University at Harper Adams was the next step, and we continued to work at Grimersta in the summers, another Ghillying job was free the following year so guests were never too sure which twin they would be getting for the day. Sundays we would spend diving for scallops, picking muscles, surfing on the beautiful beaches or sea fishing… Pollock fishing on the fly became a favourite and the last couple of hours into dusk usually meant the pollock would come up in the water and we would be-able to get them on flies like ‘dog knobblers’ on fast sinking lines. If you haven’t tried it you must pollock are brutal fish on the fly!

Our Nan was also an avid Fly-fisher and kept most of their weeks fishing, she had a way of making spey-casting look effortless as often the ladies of the sport do, and often caught more fish, much to grandads dismay. Our birthday present one year would be our first experience of the Dee. She had the last week of May on Ballogie, a prime week on a prime beat! We shared a rod and fished every hour of daylight, our experience had all been with single handed rods and we loved getting into the world of spey casting! With help from Sean the Ghillie we finished the week with 6 salmon for our week 3 each, I remember thinking then that I could very happily live on Deeside. Catching Spring Salmon in such a setting was our idea of heaven!

After Uni Al continued at Grimersta and spent the winters travelling. I really wanted to work with a sporting agency thinking I could travel to some far flung destinations fishing but needed some sales experience. So I went from guiding for salmon in the beautiful remote landscape of the Isle of Lewis to working 6 days a week on a car forecourt in Stoke-on-trent. A brutal change of lifestyle! After two years of that it was time to get back into the fishing industry…

People often ask me why I chose ghillying?

I suppose once you have experienced a life on the river it makes it almost impossible to do anything else…

Having lived apart for 3 years we met up again in New Zealand where we spent a year working at a fishing lodge exploring the rivers of New Zealand’s south island. A bucket list trip that would require a blog post of its own about.

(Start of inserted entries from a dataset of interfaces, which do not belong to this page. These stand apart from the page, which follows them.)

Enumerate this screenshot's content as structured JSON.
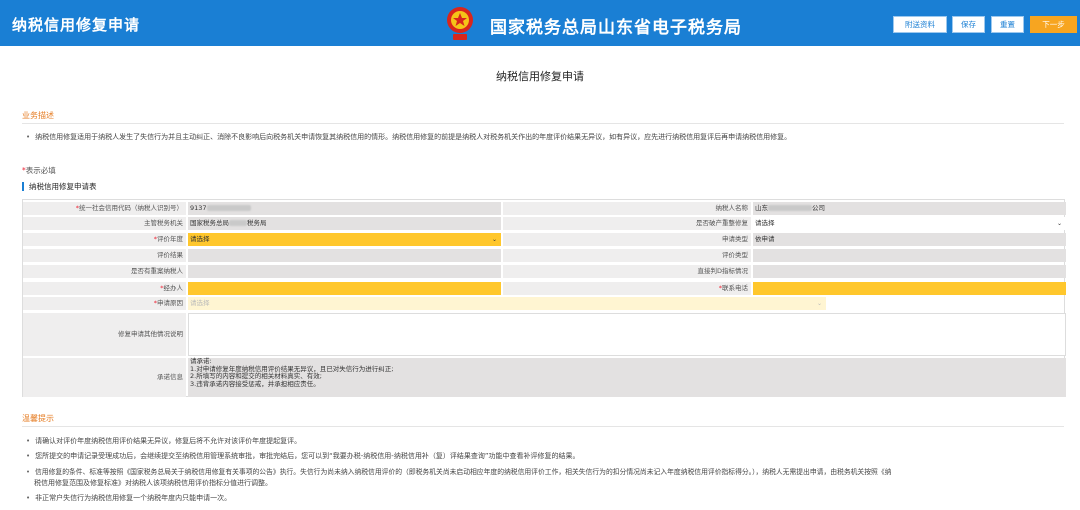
{
  "header": {
    "app_title": "纳税信用修复申请",
    "bureau_name": "国家税务总局山东省电子税务局",
    "buttons": {
      "attachments": "附送资料",
      "save": "保存",
      "reset": "重置",
      "next": "下一步"
    }
  },
  "page_title": "纳税信用修复申请",
  "business_description": {
    "title": "业务描述",
    "text": "纳税信用修复适用于纳税人发生了失信行为并且主动纠正、消除不良影响后向税务机关申请恢复其纳税信用的情形。纳税信用修复的前提是纳税人对税务机关作出的年度评价结果无异议，如有异议，应先进行纳税信用复评后再申请纳税信用修复。"
  },
  "required_note": "表示必填",
  "form": {
    "title": "纳税信用修复申请表",
    "credit_code_label": "统一社会信用代码（纳税人识别号）",
    "credit_code_value": "9137",
    "taxpayer_name_label": "纳税人名称",
    "taxpayer_name_prefix": "山东",
    "taxpayer_name_suffix": "公司",
    "tax_authority_label": "主管税务机关",
    "tax_authority_prefix": "国家税务总局",
    "tax_authority_suffix": "税务局",
    "bankruptcy_label": "是否破产重整修复",
    "bankruptcy_value": "请选择",
    "eval_year_label": "评价年度",
    "eval_year_value": "请选择",
    "apply_type_label": "申请类型",
    "apply_type_value": "依申请",
    "eval_result_label": "评价结果",
    "eval_type_label": "评价类型",
    "major_violation_label": "是否有重案纳税人",
    "direct_d_label": "直接判D指标情况",
    "handler_label": "经办人",
    "contact_phone_label": "联系电话",
    "reason_label": "申请原因",
    "reason_value": "请选择",
    "other_explain_label": "修复申请其他情况说明",
    "promise_label": "承诺信息",
    "promise_text": "请承诺:\n1.对申请修复年度纳税信用评价结果无异议，且已对失信行为进行纠正;\n2.所填写的内容和提交的相关材料真实、有效;\n3.违背承诺内容接受惩戒，并承担相应责任。"
  },
  "tips": {
    "title": "温馨提示",
    "items": [
      "请确认对评价年度纳税信用评价结果无异议，修复后将不允许对该评价年度提起复评。",
      "您所提交的申请记录受理成功后，会继续提交至纳税信用管理系统审批，审批完结后，您可以到“我要办税-纳税信用-纳税信用补（复）评结果查询”功能中查看补评修复的结果。",
      "信用修复的条件、标准等按照《国家税务总局关于纳税信用修复有关事项的公告》执行。失信行为尚未纳入纳税信用评价的（即税务机关尚未启动相应年度的纳税信用评价工作，相关失信行为的扣分情况尚未记入年度纳税信用评价指标得分。），纳税人无需提出申请，由税务机关按照《纳",
      "税信用修复范围及修复标准》对纳税人该项纳税信用评价指标分值进行调整。",
      "非正常户失信行为纳税信用修复一个纳税年度内只能申请一次。"
    ]
  },
  "colors": {
    "header_blue": "#1a7fd4",
    "accent_orange": "#e57b21",
    "required_yellow": "#ffc72c",
    "next_button": "#f7a520"
  }
}
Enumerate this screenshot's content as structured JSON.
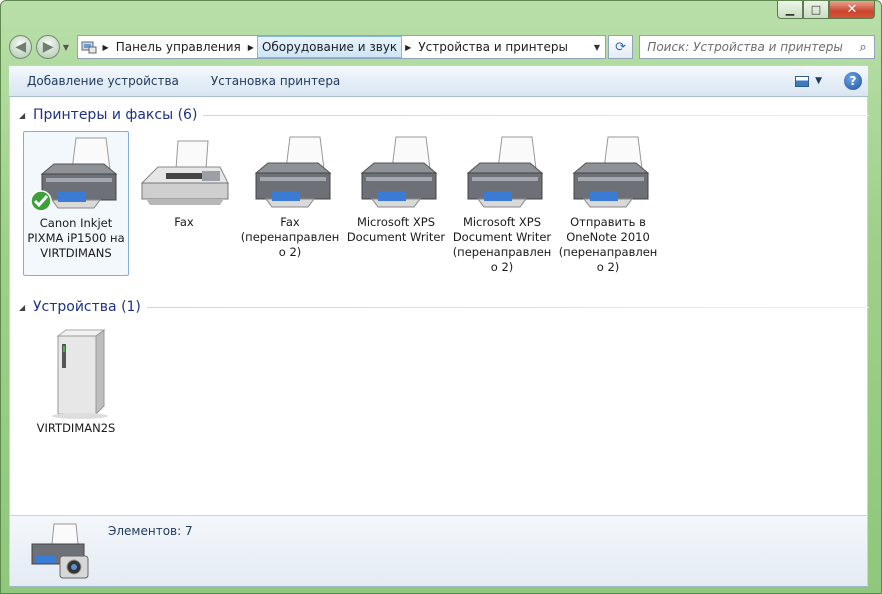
{
  "window": {
    "minimize_glyph": "▁",
    "maximize_glyph": "□",
    "close_glyph": "✕"
  },
  "navigation": {
    "back_glyph": "◀",
    "forward_glyph": "▶",
    "breadcrumb": [
      "Панель управления",
      "Оборудование и звук",
      "Устройства и принтеры"
    ],
    "search_placeholder": "Поиск: Устройства и принтеры"
  },
  "toolbar": {
    "add_device": "Добавление устройства",
    "add_printer": "Установка принтера",
    "help_glyph": "?"
  },
  "groups": [
    {
      "title": "Принтеры и факсы (6)",
      "items": [
        {
          "label": "Canon Inkjet PIXMA iP1500 на VIRTDIMANS",
          "icon": "printer-icon",
          "default": true
        },
        {
          "label": "Fax",
          "icon": "fax-icon"
        },
        {
          "label": "Fax (перенаправлен о 2)",
          "icon": "printer-icon"
        },
        {
          "label": "Microsoft XPS Document Writer",
          "icon": "printer-icon"
        },
        {
          "label": "Microsoft XPS Document Writer (перенаправлен о 2)",
          "icon": "printer-icon"
        },
        {
          "label": "Отправить в OneNote 2010 (перенаправлен о 2)",
          "icon": "printer-icon"
        }
      ]
    },
    {
      "title": "Устройства (1)",
      "items": [
        {
          "label": "VIRTDIMAN2S",
          "icon": "computer-tower-icon"
        }
      ]
    }
  ],
  "status": {
    "items_text": "Элементов: 7"
  },
  "colors": {
    "frame": "#9fd08a",
    "group_title": "#1e3287",
    "toolbar_text": "#1e395b"
  }
}
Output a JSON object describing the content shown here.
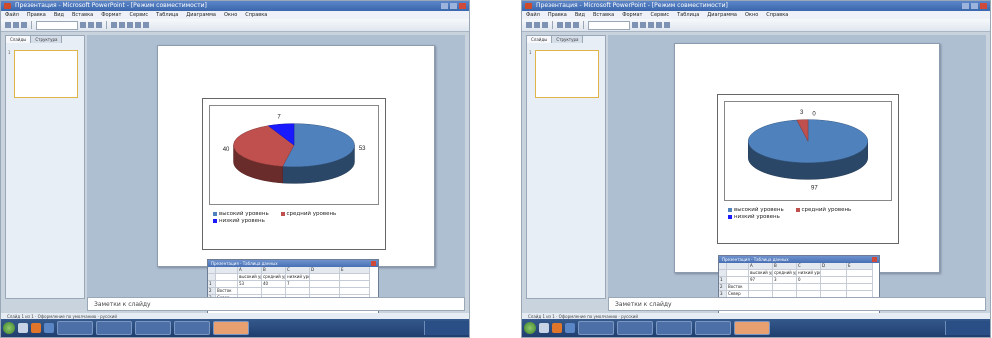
{
  "colors": {
    "series_1": "#4f81bd",
    "series_2": "#c0504d",
    "series_3": "#1a1aff"
  },
  "screens": [
    {
      "title": "Презентация - Microsoft PowerPoint - [Режим совместимости]",
      "menu": [
        "Файл",
        "Правка",
        "Вид",
        "Вставка",
        "Формат",
        "Сервис",
        "Таблица",
        "Диаграмма",
        "Окно",
        "Справка"
      ],
      "pane_tabs": [
        "Слайды",
        "Структура"
      ],
      "thumb_number": "1",
      "notes_placeholder": "Заметки к слайду",
      "status_text": "Слайд 1 из 1 · Оформление по умолчанию · русский",
      "chart_data": {
        "type": "pie",
        "categories": [
          "высокий уровень",
          "средний уровень",
          "низкий уровень"
        ],
        "values": [
          53,
          40,
          7
        ],
        "data_labels": [
          "53",
          "40",
          "7"
        ],
        "legend_position": "bottom",
        "three_d": true
      },
      "datasheet": {
        "title": "Презентация - Таблица данных",
        "columns": [
          "",
          "",
          "A",
          "B",
          "C",
          "D",
          "E"
        ],
        "rows": [
          [
            "",
            "",
            "высокий уровень",
            "средний уровень",
            "низкий уровень",
            "",
            ""
          ],
          [
            "1",
            "",
            "53",
            "40",
            "7",
            "",
            ""
          ],
          [
            "2",
            "Восток",
            "",
            "",
            "",
            "",
            ""
          ],
          [
            "3",
            "Север",
            "",
            "",
            "",
            "",
            ""
          ]
        ]
      }
    },
    {
      "title": "Презентация - Microsoft PowerPoint - [Режим совместимости]",
      "menu": [
        "Файл",
        "Правка",
        "Вид",
        "Вставка",
        "Формат",
        "Сервис",
        "Таблица",
        "Диаграмма",
        "Окно",
        "Справка"
      ],
      "pane_tabs": [
        "Слайды",
        "Структура"
      ],
      "thumb_number": "1",
      "notes_placeholder": "Заметки к слайду",
      "status_text": "Слайд 1 из 1 · Оформление по умолчанию · русский",
      "chart_data": {
        "type": "pie",
        "categories": [
          "высокий уровень",
          "средний уровень",
          "низкий уровень"
        ],
        "values": [
          97,
          3,
          0
        ],
        "data_labels": [
          "97",
          "3",
          "0"
        ],
        "legend_position": "bottom",
        "three_d": true
      },
      "datasheet": {
        "title": "Презентация - Таблица данных",
        "columns": [
          "",
          "",
          "A",
          "B",
          "C",
          "D",
          "E"
        ],
        "rows": [
          [
            "",
            "",
            "высокий уровень",
            "средний уровень",
            "низкий уровень",
            "",
            ""
          ],
          [
            "1",
            "",
            "97",
            "3",
            "0",
            "",
            ""
          ],
          [
            "2",
            "Восток",
            "",
            "",
            "",
            "",
            ""
          ],
          [
            "3",
            "Север",
            "",
            "",
            "",
            "",
            ""
          ]
        ]
      }
    }
  ]
}
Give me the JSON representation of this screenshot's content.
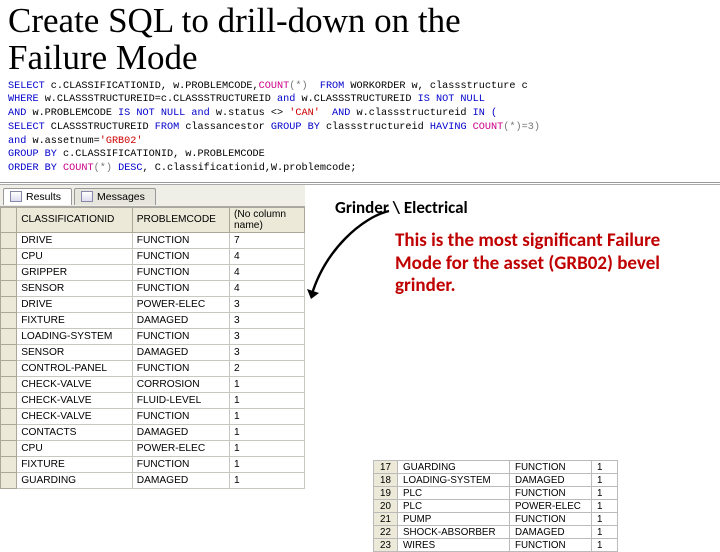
{
  "title_line1": "Create SQL to drill-down on the",
  "title_line2": "Failure Mode",
  "sql": {
    "l1a": "SELECT",
    "l1b": " c.CLASSIFICATIONID, w.PROBLEMCODE,",
    "l1c": "COUNT",
    "l1d": "(*)  ",
    "l1e": "FROM",
    "l1f": " WORKORDER w, classstructure c",
    "l2a": "WHERE",
    "l2b": " w.CLASSSTRUCTUREID=c.CLASSSTRUCTUREID ",
    "l2c": "and",
    "l2d": " w.CLASSSTRUCTUREID ",
    "l2e": "IS NOT NULL",
    "l3a": "AND",
    "l3b": " w.PROBLEMCODE ",
    "l3c": "IS NOT NULL and",
    "l3d": " w.status <> ",
    "l3e": "'CAN'",
    "l3f": "  ",
    "l3g": "AND",
    "l3h": " w.classstructureid ",
    "l3i": "IN (",
    "l4a": "SELECT",
    "l4b": " CLASSSTRUCTUREID ",
    "l4c": "FROM",
    "l4d": " classancestor ",
    "l4e": "GROUP BY",
    "l4f": " classstructureid ",
    "l4g": "HAVING ",
    "l4h": "COUNT",
    "l4i": "(*)=3)",
    "l5a": "and",
    "l5b": " w.assetnum=",
    "l5c": "'GRB02'",
    "l6a": "GROUP BY",
    "l6b": " c.CLASSIFICATIONID, w.PROBLEMCODE",
    "l7a": "ORDER BY ",
    "l7b": "COUNT",
    "l7c": "(*) ",
    "l7d": "DESC",
    "l7e": ", C.classificationid,W.problemcode;"
  },
  "tabs": {
    "results": "Results",
    "messages": "Messages"
  },
  "headers": {
    "class": "CLASSIFICATIONID",
    "prob": "PROBLEMCODE",
    "count": "(No column name)"
  },
  "rows": [
    {
      "c": "DRIVE",
      "p": "FUNCTION",
      "n": "7"
    },
    {
      "c": "CPU",
      "p": "FUNCTION",
      "n": "4"
    },
    {
      "c": "GRIPPER",
      "p": "FUNCTION",
      "n": "4"
    },
    {
      "c": "SENSOR",
      "p": "FUNCTION",
      "n": "4"
    },
    {
      "c": "DRIVE",
      "p": "POWER-ELEC",
      "n": "3"
    },
    {
      "c": "FIXTURE",
      "p": "DAMAGED",
      "n": "3"
    },
    {
      "c": "LOADING-SYSTEM",
      "p": "FUNCTION",
      "n": "3"
    },
    {
      "c": "SENSOR",
      "p": "DAMAGED",
      "n": "3"
    },
    {
      "c": "CONTROL-PANEL",
      "p": "FUNCTION",
      "n": "2"
    },
    {
      "c": "CHECK-VALVE",
      "p": "CORROSION",
      "n": "1"
    },
    {
      "c": "CHECK-VALVE",
      "p": "FLUID-LEVEL",
      "n": "1"
    },
    {
      "c": "CHECK-VALVE",
      "p": "FUNCTION",
      "n": "1"
    },
    {
      "c": "CONTACTS",
      "p": "DAMAGED",
      "n": "1"
    },
    {
      "c": "CPU",
      "p": "POWER-ELEC",
      "n": "1"
    },
    {
      "c": "FIXTURE",
      "p": "FUNCTION",
      "n": "1"
    },
    {
      "c": "GUARDING",
      "p": "DAMAGED",
      "n": "1"
    }
  ],
  "annot_top": "Grinder \\ Electrical",
  "annot_main": "This is the most significant Failure Mode for the asset (GRB02) bevel grinder.",
  "mini": [
    {
      "i": "17",
      "c": "GUARDING",
      "p": "FUNCTION",
      "n": "1"
    },
    {
      "i": "18",
      "c": "LOADING-SYSTEM",
      "p": "DAMAGED",
      "n": "1"
    },
    {
      "i": "19",
      "c": "PLC",
      "p": "FUNCTION",
      "n": "1"
    },
    {
      "i": "20",
      "c": "PLC",
      "p": "POWER-ELEC",
      "n": "1"
    },
    {
      "i": "21",
      "c": "PUMP",
      "p": "FUNCTION",
      "n": "1"
    },
    {
      "i": "22",
      "c": "SHOCK-ABSORBER",
      "p": "DAMAGED",
      "n": "1"
    },
    {
      "i": "23",
      "c": "WIRES",
      "p": "FUNCTION",
      "n": "1"
    }
  ]
}
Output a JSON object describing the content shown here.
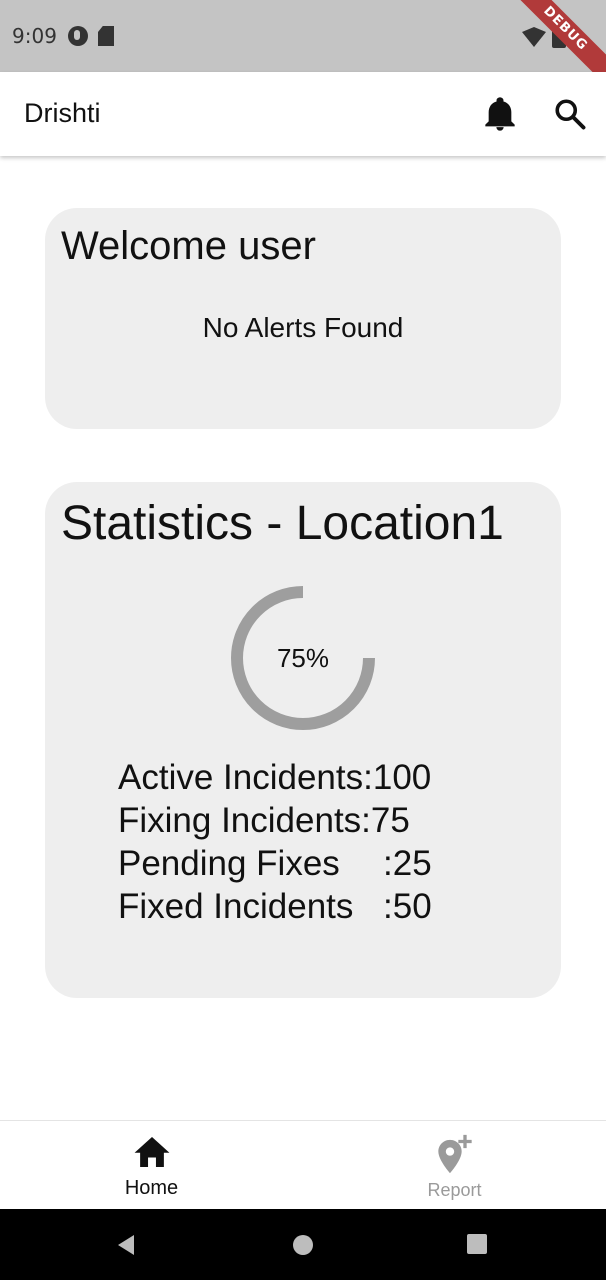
{
  "status_bar": {
    "time": "9:09"
  },
  "debug_banner": "DEBUG",
  "app_bar": {
    "title": "Drishti"
  },
  "welcome": {
    "title": "Welcome user",
    "alerts": "No Alerts Found"
  },
  "statistics": {
    "title": "Statistics - Location1",
    "progress": {
      "value": 0.75,
      "label": "75%"
    },
    "items": [
      {
        "label": "Active Incidents ",
        "value": ":100"
      },
      {
        "label": "Fixing Incidents ",
        "value": ":75"
      },
      {
        "label": "Pending Fixes",
        "value": ":25"
      },
      {
        "label": "Fixed Incidents",
        "value": ":50"
      }
    ]
  },
  "colors": {
    "card_bg": "#eeeeee",
    "progress_track": "#eeeeee",
    "progress_fill": "#9e9e9e",
    "nav_active": "#111111",
    "nav_inactive": "#9a9a9a"
  },
  "bottom_nav": {
    "items": [
      {
        "label": "Home",
        "icon": "home-icon",
        "active": true
      },
      {
        "label": "Report",
        "icon": "add-location-icon",
        "active": false
      }
    ]
  },
  "system_nav": {
    "icons": [
      "back-icon",
      "home-circle-icon",
      "recents-icon"
    ]
  }
}
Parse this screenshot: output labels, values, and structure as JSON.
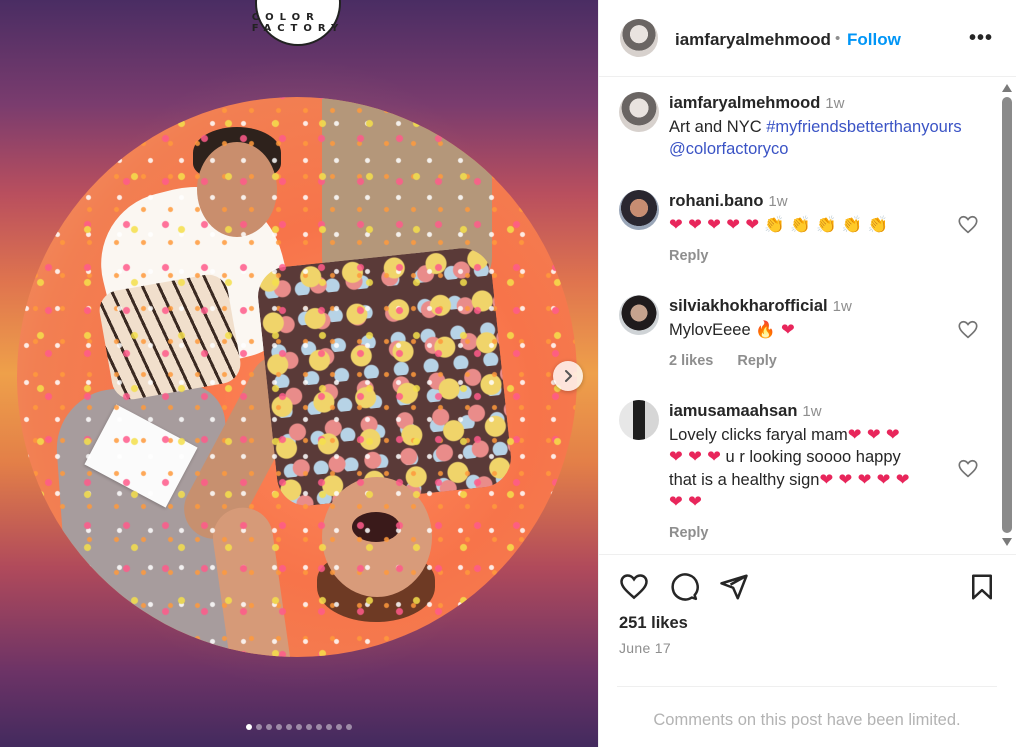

Al had applied for a job on the River Dee which having got, he had to cut his trip short and embark on a new position and life in Dinnet on the banks of the river Dee. I went back to Grimersta for another season chasing grilse.

In October that year I came down to visit Al at Dinnet, thinking I would help him out building steps and filling pot holes. Again by pure chance it just so happened that the ghillie on the estates’ neighbouring beat had that year retired and there was a Job going. We got to work on some heavy bank maintenance giving the beat a ‘short back and sides’ throughout. Coincidentally I got the Job and we somehow ended up living and working within 6 miles of each other

Turning 30 this year we have been on the River Dee for 5 & 6 years, are qualified instructors, started a fly-fishing school on the Dee to try and bring more people into this sport which has dominated our lives and allowed us to travel to some of the most amazing places in the world. We offer hosted trips to far flung destinations, work closely with Loop Tackle and make fly-fishing videos.

A lifetime of fly-fishing all because of a strange looking ‘cast’ salmon in a glass box in the hallway of our Grandads house…